"swoop' means to move rapidly downward through the air.
Despite the downward direction implied by the word, we still tend to couple it with 'down' as in:
"The barn owl can swoop down on a mouse in total darkness."
"The aircraft swooped in to land."
and in the sense, "to carry out a sudden attack, especially in order to make a capture or arrest" : "Police swooped on the house where the drug dealer lived."
It can also have an object, as when used to mean "seize with a sweeping motion" : "The mother swooped up her child in her arms" implying that she bent down quickly and picked the child up.
We talk of planes swooping over an airfield, which really means they dived down towards the airfield, and then rose back up into the sky.
I suspect though that often people will use 'swoop over', as in "On the Queen's birthday, the RAF planes swooped over Buckingham Palace" when indeed they did not dive-bomb the building; but people are referring to the fast movement of the planes without any intention of suggesting the downward motion. So, both 'swoop up" and 'swoop over' should be regarded as informal.
Yes. Look at this sentence:
"The eagle swooped over the field."

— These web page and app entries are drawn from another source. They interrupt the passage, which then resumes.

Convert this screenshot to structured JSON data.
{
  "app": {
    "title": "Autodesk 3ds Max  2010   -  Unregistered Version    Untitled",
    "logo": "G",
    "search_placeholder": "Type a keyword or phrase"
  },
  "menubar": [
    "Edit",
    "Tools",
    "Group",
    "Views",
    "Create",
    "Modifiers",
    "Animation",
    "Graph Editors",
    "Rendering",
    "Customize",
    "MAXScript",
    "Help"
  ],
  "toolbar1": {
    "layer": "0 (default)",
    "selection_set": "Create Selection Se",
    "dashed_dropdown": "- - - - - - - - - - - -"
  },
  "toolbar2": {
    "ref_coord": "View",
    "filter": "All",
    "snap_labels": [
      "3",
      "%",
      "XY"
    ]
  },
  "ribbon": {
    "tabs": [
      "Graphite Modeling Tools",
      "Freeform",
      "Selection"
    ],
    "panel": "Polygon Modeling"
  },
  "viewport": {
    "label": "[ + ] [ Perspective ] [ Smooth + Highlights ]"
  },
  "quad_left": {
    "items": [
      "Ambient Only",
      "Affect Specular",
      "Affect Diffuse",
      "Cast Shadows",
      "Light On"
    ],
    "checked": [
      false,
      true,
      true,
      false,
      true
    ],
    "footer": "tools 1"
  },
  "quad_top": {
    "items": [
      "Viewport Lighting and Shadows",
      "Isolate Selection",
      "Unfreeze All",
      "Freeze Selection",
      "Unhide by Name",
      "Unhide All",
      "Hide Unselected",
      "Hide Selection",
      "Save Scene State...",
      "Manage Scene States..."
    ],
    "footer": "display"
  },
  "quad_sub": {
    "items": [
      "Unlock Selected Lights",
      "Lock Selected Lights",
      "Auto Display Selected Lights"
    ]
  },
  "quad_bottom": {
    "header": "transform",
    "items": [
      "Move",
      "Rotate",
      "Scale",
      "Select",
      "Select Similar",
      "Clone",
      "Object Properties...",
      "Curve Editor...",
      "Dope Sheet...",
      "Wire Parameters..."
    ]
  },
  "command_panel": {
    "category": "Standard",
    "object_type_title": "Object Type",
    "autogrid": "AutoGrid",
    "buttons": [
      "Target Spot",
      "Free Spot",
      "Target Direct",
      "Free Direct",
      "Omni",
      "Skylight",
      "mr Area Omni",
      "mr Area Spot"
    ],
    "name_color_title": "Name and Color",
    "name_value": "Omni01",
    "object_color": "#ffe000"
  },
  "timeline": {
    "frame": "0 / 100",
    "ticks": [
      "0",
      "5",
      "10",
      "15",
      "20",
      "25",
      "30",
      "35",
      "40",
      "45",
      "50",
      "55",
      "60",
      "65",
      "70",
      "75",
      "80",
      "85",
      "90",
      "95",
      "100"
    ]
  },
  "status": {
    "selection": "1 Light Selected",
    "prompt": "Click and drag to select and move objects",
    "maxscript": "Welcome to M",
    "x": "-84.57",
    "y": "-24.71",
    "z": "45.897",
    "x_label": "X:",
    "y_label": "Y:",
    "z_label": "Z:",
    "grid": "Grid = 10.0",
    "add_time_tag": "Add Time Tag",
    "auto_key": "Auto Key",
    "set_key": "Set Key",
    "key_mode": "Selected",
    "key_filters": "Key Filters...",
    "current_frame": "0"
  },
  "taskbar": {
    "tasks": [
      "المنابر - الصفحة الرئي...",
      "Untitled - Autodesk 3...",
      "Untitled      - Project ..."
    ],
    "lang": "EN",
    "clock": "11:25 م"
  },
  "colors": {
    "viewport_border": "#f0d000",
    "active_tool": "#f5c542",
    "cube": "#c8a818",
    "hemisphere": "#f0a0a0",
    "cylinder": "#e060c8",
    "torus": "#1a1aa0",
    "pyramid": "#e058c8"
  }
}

The image that this conveys is that the eagle dived from some height, flew at a low level over the field (looking for prey) and then would have flown back up into the air again.